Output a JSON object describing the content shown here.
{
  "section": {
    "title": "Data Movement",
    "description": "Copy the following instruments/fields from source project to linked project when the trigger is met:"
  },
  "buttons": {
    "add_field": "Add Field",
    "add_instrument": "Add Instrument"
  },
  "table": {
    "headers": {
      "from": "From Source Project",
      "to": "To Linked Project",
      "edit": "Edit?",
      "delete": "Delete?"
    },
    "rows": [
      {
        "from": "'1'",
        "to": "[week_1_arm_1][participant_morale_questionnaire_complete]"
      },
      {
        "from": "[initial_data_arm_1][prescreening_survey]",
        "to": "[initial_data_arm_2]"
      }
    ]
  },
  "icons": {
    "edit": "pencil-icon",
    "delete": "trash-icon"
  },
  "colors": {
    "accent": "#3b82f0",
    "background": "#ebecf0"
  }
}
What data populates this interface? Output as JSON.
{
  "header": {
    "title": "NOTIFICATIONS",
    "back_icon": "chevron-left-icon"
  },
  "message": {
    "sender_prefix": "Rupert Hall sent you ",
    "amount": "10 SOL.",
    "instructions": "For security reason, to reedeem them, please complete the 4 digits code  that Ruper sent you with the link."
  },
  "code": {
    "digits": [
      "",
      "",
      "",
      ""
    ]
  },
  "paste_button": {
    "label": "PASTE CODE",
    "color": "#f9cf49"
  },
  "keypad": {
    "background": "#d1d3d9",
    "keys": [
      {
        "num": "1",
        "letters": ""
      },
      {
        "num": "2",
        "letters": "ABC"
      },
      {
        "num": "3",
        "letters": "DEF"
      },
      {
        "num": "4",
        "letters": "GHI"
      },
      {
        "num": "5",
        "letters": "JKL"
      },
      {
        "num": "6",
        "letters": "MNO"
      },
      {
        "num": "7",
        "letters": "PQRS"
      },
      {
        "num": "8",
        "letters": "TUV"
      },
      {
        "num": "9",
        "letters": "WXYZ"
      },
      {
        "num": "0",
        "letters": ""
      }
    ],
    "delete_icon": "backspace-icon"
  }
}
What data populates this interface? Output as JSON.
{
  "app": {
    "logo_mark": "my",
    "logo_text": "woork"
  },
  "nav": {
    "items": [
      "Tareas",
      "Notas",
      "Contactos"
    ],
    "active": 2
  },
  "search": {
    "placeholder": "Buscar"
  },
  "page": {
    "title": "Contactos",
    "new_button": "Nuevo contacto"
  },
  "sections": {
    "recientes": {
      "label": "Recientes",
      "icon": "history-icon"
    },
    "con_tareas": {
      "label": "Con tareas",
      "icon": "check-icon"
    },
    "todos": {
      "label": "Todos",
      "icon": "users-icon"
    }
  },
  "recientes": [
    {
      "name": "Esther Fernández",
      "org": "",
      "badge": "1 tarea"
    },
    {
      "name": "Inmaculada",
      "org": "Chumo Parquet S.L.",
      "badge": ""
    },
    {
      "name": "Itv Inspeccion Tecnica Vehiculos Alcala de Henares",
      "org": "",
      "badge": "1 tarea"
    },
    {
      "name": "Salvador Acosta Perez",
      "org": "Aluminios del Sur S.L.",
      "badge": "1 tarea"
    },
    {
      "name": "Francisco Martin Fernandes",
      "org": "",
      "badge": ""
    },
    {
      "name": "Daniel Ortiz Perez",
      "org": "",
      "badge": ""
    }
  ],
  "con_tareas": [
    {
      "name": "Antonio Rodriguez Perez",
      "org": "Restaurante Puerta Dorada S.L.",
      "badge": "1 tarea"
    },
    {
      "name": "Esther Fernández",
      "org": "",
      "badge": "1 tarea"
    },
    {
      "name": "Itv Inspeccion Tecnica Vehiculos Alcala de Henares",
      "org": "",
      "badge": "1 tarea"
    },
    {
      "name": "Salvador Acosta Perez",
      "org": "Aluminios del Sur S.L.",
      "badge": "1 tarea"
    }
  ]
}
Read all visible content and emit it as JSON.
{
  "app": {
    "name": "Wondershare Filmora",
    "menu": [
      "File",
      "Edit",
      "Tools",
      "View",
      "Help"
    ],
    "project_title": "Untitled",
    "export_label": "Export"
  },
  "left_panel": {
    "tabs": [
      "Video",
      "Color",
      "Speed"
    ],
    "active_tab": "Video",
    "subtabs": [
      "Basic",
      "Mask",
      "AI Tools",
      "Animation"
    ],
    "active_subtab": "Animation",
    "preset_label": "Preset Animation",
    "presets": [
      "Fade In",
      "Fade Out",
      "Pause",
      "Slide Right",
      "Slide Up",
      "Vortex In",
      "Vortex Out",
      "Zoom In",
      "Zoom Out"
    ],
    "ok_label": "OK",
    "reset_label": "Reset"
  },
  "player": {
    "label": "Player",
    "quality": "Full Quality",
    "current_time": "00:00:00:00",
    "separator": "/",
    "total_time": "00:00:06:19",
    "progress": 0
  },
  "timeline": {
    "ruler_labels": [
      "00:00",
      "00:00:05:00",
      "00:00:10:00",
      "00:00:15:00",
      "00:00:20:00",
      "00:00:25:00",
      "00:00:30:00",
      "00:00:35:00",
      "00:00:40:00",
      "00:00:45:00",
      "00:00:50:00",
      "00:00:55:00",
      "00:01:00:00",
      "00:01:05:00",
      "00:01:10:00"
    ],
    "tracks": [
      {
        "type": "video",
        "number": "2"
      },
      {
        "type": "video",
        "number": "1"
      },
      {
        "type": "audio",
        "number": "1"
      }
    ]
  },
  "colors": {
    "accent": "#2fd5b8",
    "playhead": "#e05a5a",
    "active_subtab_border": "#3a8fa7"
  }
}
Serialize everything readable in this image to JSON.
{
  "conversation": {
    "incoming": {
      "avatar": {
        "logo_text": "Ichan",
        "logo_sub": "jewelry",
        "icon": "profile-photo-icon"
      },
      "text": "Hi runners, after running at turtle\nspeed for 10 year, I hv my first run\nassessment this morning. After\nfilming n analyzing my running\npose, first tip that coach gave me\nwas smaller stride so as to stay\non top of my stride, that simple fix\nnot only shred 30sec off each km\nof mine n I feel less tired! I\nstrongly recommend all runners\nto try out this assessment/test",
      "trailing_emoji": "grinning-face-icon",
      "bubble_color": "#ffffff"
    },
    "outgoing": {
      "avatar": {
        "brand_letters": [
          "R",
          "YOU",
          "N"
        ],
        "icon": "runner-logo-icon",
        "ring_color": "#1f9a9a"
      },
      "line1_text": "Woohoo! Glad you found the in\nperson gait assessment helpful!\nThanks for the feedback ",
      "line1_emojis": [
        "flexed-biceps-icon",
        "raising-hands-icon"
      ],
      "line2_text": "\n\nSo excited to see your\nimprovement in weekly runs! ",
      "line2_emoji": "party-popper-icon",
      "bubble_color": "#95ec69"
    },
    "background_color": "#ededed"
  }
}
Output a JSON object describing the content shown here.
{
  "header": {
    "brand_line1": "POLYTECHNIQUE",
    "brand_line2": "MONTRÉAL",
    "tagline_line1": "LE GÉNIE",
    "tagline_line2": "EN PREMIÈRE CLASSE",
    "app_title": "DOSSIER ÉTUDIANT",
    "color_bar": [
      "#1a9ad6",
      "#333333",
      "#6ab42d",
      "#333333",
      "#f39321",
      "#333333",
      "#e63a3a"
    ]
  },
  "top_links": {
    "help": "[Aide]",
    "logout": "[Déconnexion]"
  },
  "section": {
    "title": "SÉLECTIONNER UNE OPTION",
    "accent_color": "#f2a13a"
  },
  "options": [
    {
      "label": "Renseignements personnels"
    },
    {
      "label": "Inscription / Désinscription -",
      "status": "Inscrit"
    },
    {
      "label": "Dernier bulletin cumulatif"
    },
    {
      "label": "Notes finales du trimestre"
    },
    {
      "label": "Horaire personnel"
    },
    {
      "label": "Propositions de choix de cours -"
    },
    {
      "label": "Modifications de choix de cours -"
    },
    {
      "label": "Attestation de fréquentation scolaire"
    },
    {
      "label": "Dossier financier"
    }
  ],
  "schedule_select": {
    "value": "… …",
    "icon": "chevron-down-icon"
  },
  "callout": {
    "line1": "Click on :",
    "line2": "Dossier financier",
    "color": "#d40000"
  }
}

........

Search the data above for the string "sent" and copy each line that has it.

    "sender_prefix": "Rupert Hall sent you ",
    "instructions": "For security reason, to reedeem them, please complete the 4 digits code  that Ruper sent you with the link."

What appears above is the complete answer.